Small business recovery in the United Kingdom
When the Coronavirus pandemic hit, we knew that there was going to be an unprecedented downturn in business across most of our major sectors. We’ve been closely monitoring how our small business owners have been affected, particularly very small businesses that don’t have access to a financial lifeline.
The eight sectors we’ve been following are: medical services, outdoor markets, catering and delivery, grocery, professional services, cafes and restaurants, apparel, and beauty and barber services.
The data we’ve collected gives us a look at how sectors across our key European markets (Germany, France, UK, Italy) are recovering now that social distancing rules are starting to relax and businesses are reopening.
Our numbers indicate how things might develop in each country as they emerge from lockdown, with positive trends in mainland Europe that bode well for the United Kingdom.
How did we make our predictions?
Our real-time data gives a quantitative analysis of the impact of the lockdown on very small to medium-sized businesses. We looked at the weekly percentage change in relation to pre-lockdown expected transaction totals.
We created our expectations based on historic weekly growth rates – and used those figures to see what stage countries were at in terms of business recovery.
From lockdown to opening doors
Across our key European markets, lockdown restrictions were put into place throughout March. Thankfully, the spread of the virus slowed and we saw businesses being allowed to reopen across Europe.
Italy began their lockdown on March 11th, before opening small non-essential shops such as book stories from April 14th, followed in early May by the reopening of restaurants and bars providing takeaway services.
France’s lockdown started on March 17th, easing restrictions in specific areas on May 11th, but maintaining stricter rules in hotspots like Paris.
Germany went into lockdown on March 22nd – opening smaller retail shops from April 20th, followed by restrictions on all shops being lifted in early May (with masks and social distancing still in place).
The UK was the last of our four key markets to enforce lockdown on March 23rd. From June 1st, certain open-air businesses and markets were allowed open, followed by a mass reopening of businesses across a number of sectors on June 15th.
Sector recovery so far
As you can see on our recovery barometer, some sectors are already seeing more transactions than in our other key European markets – and there are stand out trends across other sectors that could mean great things for business recovery in the UK.
After the lockdown, businesses such as chiropractors, pharmacies, and massage therapists saw a sharp dip in transactions – dropping by more than 80% in mid-March.
By early April, the sector started to recover, with German businesses almost reaching projected transaction counts at levels expected before the pandemic.
This sector showed a surprising resilience throughout the lockdown – with businesses adapting to the situation by introducing curbside delivery and accepting contactless payments.
After the lifting of lockdown restrictions in Germany, this sector has seen a particularly strong recovery. The United Kingdom saw a significant number of people in this sector adopting contactless payment options, particularly since the payment limit was increased to £45.
Catering and Delivery

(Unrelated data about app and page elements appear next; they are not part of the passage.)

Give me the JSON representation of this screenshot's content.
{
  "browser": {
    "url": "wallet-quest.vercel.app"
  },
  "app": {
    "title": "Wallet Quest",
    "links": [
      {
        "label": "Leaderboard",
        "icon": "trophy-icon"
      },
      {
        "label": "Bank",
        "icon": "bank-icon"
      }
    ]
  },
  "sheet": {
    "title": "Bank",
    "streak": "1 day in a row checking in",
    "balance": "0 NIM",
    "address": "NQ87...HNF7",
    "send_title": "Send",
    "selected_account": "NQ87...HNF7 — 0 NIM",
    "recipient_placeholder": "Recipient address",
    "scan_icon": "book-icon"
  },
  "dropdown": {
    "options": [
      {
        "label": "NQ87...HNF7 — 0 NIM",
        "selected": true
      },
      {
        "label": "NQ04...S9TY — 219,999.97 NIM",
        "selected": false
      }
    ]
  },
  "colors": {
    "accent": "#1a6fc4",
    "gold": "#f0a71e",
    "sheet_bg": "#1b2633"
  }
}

There was a sharp drop in transactions following the lockdown, but similarly to outdoor markets, this sector managed to adapt their business models to cope with the crisis. The fall in transactions lasted for around two weeks from the beginning of the UK lockdown, before bouncing back.
Due to an increase in online transactions as more people started to order their supermarket shops online, the grocery sector was the only one to see a rise in transactions.
The increase was most notable in Italy – while in the UK, after a small drop in sales towards the end of March, sales picked up again directly after.
As the situation improves, we’ll be keeping a close eye on the continued growth across all of our markets, to make sure we’re aware of any significant trends – and to keep our predictions as accurate as possible.
We’re continuing to look for new ways for small businesses to be successful by working on new products and services that make it easier to take payments and do business in even the most unpredictable of climates.